- _WORK TO COMPLETE_
Below are the records; copy every line in them that holds the string "Untitled".

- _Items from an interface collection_
◇ ◇ ◇

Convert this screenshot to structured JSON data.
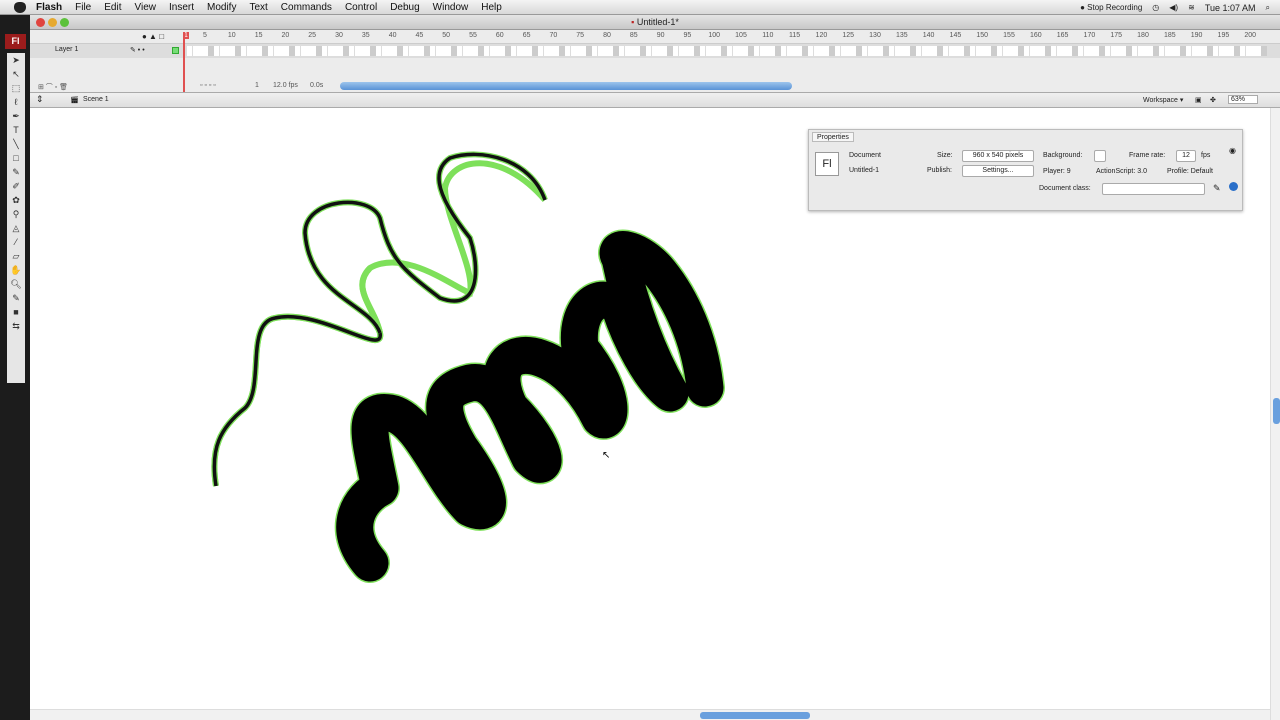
{
  "menubar": {
    "app": "Flash",
    "items": [
      "File",
      "Edit",
      "View",
      "Insert",
      "Modify",
      "Text",
      "Commands",
      "Control",
      "Debug",
      "Window",
      "Help"
    ],
    "stop_recording": "Stop Recording",
    "clock": "Tue 1:07 AM"
  },
  "window": {
    "title": "Untitled-1*"
  },
  "tools": {
    "logo": "Fl"
  },
  "timeline": {
    "layer": "Layer 1",
    "frame_numbers": [
      "5",
      "10",
      "15",
      "20",
      "25",
      "30",
      "35",
      "40",
      "45",
      "50",
      "55",
      "60",
      "65",
      "70",
      "75",
      "80",
      "85",
      "90",
      "95",
      "100",
      "105",
      "110",
      "115",
      "120",
      "125",
      "130",
      "135",
      "140",
      "145",
      "150",
      "155",
      "160",
      "165",
      "170",
      "175",
      "180",
      "185",
      "190",
      "195",
      "200"
    ],
    "current_frame": "1",
    "fps": "12.0 fps",
    "time": "0.0s"
  },
  "scene": {
    "name": "Scene 1",
    "workspace": "Workspace ▾",
    "zoom": "63%"
  },
  "properties": {
    "tab": "Properties",
    "type": "Document",
    "doc_name": "Untitled-1",
    "size_label": "Size:",
    "size_value": "960 x 540 pixels",
    "publish_label": "Publish:",
    "settings_button": "Settings...",
    "background_label": "Background:",
    "frame_rate_label": "Frame rate:",
    "frame_rate": "12",
    "fps_unit": "fps",
    "player": "Player: 9",
    "actionscript": "ActionScript: 3.0",
    "profile": "Profile: Default",
    "document_class_label": "Document class:",
    "document_class": ""
  },
  "colors": {
    "accent": "#5a93d6",
    "stroke_highlight": "#7ee05a"
  }
}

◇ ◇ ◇

- _SOLUTION FOR THIS PROBLEM_
    "title": "Untitled-1*"
    "doc_name": "Untitled-1",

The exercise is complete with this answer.